#### Assignment
Copy out, from the data below, each line in which the word "this" occurs.

--- START ---

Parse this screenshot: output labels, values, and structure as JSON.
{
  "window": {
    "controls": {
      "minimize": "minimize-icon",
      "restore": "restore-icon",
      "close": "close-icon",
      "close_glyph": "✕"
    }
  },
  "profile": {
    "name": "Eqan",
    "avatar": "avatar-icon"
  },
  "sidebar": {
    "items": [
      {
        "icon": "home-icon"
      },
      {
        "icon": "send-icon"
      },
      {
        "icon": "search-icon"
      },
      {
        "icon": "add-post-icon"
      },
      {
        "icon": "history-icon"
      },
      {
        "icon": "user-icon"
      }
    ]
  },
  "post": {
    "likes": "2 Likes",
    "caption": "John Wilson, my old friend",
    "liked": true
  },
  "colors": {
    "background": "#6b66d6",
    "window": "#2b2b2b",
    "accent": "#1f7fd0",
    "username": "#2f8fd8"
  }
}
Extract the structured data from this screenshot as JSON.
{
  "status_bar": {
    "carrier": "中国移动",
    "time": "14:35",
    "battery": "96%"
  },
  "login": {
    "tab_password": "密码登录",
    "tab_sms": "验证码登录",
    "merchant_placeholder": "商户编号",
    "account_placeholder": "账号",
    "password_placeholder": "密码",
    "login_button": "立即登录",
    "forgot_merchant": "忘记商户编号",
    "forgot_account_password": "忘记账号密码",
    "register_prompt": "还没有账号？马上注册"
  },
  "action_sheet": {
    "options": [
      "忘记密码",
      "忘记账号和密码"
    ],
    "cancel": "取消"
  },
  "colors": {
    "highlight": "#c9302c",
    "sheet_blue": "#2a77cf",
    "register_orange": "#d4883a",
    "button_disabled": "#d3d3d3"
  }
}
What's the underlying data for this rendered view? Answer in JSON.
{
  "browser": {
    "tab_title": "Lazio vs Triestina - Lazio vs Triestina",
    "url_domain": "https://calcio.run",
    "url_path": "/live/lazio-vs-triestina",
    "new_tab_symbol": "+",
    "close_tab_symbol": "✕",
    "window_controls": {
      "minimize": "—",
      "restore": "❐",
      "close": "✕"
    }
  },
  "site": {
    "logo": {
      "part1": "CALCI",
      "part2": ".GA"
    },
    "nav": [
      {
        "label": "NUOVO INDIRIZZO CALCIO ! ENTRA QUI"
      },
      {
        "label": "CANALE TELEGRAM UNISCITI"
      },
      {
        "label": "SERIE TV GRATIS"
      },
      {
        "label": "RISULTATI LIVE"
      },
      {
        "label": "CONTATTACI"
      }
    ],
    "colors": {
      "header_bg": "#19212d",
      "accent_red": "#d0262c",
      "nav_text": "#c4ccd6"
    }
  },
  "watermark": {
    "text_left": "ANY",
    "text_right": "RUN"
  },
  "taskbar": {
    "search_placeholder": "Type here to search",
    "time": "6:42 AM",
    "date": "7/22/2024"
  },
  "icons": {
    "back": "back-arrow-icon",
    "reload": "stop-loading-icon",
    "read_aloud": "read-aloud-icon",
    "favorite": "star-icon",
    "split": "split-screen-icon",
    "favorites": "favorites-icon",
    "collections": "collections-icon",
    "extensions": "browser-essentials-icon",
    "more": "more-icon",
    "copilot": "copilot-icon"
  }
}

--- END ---
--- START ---

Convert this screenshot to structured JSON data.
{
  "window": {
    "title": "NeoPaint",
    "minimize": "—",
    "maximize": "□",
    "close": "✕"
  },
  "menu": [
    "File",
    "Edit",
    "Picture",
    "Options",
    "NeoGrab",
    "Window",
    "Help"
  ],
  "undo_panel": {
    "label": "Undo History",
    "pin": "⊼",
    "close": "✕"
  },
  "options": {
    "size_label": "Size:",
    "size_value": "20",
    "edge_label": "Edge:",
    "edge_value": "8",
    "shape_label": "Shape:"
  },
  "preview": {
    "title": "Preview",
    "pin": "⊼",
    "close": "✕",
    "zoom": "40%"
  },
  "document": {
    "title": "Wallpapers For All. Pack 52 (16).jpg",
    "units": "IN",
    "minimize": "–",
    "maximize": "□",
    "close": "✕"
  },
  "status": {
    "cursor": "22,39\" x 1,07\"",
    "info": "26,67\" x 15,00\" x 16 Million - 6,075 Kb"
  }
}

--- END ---

#### Written response
Parse this screenshot: output labels, values, and structure as JSON.
Extract the structured data from this screenshot as JSON.
What's the underlying data for this rendered view? Answer in JSON.
Convert this screenshot to structured JSON data.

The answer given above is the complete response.